## Task to carry out
Search the material for the word "JSON" and copy each line that holds it.
--- START ---
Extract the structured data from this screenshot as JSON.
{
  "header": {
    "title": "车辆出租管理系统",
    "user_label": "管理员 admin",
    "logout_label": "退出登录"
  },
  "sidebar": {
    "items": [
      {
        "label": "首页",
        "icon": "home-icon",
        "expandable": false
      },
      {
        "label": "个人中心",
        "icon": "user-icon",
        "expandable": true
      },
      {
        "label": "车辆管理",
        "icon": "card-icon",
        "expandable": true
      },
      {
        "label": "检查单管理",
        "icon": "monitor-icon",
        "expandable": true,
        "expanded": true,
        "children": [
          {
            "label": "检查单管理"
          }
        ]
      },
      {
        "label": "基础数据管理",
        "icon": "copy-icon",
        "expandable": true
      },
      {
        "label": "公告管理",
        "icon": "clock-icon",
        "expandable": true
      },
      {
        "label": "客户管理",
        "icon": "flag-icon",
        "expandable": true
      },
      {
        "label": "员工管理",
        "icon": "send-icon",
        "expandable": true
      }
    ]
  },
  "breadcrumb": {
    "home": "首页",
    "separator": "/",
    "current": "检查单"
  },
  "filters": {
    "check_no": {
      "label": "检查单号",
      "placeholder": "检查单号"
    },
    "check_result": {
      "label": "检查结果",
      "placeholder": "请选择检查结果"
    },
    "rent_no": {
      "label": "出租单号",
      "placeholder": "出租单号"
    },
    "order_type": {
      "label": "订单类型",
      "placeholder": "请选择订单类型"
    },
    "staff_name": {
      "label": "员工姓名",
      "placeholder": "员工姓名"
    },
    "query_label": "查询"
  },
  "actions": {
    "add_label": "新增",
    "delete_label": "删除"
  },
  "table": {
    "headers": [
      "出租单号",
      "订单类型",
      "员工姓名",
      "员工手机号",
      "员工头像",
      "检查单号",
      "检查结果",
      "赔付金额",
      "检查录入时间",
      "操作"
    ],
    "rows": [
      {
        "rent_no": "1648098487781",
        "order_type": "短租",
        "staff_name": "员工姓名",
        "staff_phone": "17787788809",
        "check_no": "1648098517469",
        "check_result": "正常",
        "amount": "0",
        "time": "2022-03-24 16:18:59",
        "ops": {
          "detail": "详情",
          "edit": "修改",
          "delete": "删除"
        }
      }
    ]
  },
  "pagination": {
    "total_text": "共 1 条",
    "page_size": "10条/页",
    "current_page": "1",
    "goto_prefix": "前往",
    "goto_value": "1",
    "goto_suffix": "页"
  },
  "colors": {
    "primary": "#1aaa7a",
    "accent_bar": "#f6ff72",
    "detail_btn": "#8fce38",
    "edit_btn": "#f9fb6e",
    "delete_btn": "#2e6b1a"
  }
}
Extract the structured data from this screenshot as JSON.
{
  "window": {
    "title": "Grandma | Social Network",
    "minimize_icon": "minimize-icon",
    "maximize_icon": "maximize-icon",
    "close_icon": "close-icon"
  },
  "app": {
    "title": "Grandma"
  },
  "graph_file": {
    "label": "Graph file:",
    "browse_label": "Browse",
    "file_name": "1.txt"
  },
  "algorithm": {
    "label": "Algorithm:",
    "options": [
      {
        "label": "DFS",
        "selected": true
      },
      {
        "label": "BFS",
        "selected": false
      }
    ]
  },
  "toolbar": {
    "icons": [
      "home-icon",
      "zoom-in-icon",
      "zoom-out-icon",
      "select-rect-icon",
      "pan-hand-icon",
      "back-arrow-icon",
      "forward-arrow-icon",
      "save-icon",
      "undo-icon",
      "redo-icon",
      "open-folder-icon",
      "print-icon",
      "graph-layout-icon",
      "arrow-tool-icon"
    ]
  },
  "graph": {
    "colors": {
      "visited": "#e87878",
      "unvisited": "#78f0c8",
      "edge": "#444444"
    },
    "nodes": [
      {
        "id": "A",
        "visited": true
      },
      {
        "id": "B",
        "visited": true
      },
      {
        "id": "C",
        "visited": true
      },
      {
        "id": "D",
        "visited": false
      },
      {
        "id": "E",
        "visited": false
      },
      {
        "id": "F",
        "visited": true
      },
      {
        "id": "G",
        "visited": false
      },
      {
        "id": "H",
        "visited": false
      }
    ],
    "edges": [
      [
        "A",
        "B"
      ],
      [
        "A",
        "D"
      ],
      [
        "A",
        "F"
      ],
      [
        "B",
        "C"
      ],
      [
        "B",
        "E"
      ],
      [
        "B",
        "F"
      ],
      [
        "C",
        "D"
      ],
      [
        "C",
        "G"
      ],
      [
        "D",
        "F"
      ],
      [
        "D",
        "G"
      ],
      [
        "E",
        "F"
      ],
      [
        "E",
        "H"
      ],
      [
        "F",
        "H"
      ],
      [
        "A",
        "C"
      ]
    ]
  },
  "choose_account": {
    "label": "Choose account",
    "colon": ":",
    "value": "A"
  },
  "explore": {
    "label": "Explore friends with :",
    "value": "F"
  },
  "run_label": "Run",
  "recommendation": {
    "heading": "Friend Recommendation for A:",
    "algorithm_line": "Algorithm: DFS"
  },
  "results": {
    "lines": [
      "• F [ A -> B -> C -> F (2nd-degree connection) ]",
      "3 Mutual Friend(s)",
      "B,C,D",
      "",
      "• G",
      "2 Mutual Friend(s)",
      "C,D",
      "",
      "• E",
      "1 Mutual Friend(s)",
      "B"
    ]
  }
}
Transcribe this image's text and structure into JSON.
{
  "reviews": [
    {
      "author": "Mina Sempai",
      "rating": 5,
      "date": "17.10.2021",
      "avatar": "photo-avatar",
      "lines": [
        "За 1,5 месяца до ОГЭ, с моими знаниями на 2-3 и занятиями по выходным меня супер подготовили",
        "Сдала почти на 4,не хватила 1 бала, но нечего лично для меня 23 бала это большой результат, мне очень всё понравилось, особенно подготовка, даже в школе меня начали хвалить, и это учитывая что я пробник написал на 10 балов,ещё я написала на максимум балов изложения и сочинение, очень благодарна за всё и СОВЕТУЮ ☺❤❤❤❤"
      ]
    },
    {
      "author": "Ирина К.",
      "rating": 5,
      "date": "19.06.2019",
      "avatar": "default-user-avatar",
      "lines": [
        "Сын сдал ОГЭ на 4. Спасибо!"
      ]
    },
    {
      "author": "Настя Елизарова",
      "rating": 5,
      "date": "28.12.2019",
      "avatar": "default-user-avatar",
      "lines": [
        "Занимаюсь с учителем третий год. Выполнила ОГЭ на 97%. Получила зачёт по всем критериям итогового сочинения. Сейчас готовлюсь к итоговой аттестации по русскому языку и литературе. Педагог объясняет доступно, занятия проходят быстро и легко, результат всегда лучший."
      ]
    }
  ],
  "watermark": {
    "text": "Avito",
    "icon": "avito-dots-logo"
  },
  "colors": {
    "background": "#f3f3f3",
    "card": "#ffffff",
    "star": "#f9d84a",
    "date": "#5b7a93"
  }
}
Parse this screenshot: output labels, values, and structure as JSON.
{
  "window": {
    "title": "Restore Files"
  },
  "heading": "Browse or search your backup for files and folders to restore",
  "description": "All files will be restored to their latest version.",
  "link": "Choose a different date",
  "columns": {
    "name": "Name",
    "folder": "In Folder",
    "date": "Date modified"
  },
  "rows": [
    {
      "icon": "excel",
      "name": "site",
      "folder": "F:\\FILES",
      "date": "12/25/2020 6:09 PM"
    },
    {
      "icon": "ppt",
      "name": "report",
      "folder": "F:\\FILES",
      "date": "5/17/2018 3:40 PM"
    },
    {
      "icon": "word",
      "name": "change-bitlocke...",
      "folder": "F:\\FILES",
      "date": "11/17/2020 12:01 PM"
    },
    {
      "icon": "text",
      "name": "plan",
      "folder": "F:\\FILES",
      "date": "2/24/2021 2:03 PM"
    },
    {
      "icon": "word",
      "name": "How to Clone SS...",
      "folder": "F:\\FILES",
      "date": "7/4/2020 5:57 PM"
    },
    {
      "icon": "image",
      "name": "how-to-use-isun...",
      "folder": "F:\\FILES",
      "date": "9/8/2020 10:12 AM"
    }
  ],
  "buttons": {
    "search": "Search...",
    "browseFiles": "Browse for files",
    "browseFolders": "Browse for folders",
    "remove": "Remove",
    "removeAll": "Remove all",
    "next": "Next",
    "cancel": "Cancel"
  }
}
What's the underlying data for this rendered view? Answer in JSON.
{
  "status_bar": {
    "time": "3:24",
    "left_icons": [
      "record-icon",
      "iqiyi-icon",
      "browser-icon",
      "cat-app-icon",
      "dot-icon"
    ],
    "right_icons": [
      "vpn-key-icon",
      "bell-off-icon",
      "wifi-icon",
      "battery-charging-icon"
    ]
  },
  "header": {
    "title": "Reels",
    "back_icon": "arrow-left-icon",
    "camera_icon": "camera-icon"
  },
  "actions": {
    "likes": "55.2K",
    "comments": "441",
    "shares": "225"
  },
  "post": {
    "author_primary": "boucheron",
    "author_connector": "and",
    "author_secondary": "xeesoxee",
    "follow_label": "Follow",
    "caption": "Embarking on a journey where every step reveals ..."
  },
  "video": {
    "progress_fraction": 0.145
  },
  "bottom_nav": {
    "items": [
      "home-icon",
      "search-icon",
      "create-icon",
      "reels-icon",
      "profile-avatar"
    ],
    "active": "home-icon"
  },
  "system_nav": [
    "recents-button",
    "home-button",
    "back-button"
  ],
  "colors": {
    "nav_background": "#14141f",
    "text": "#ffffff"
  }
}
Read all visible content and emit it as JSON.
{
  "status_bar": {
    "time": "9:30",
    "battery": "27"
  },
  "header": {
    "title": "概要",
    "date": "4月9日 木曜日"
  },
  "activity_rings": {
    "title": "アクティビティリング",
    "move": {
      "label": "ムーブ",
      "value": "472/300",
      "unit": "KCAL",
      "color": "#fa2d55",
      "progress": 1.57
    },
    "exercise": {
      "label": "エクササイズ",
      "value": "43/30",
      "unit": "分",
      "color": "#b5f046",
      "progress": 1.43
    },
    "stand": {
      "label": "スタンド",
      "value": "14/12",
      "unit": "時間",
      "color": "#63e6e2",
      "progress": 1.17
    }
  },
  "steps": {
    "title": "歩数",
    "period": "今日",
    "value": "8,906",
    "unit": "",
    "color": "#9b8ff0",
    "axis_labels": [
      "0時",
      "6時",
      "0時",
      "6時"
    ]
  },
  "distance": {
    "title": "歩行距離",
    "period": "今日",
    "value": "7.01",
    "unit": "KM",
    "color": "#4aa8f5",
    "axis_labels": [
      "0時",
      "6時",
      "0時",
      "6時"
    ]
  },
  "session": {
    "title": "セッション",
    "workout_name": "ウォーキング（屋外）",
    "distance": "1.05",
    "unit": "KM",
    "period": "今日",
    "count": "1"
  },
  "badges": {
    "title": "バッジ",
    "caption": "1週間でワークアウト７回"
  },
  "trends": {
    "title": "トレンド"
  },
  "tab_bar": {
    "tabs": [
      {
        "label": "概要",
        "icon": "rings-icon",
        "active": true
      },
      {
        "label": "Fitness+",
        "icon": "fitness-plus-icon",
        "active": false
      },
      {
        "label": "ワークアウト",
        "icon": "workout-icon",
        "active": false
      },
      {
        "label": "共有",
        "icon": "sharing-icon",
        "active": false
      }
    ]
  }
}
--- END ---
## Task answer
Extract the structured data from this screenshot as JSON.
Extract the structured data from this screenshot as JSON.
Transcribe this image's text and structure into JSON.
Parse this screenshot: output labels, values, and structure as JSON.
What's the underlying data for this rendered view? Answer in JSON.
Read all visible content and emit it as JSON.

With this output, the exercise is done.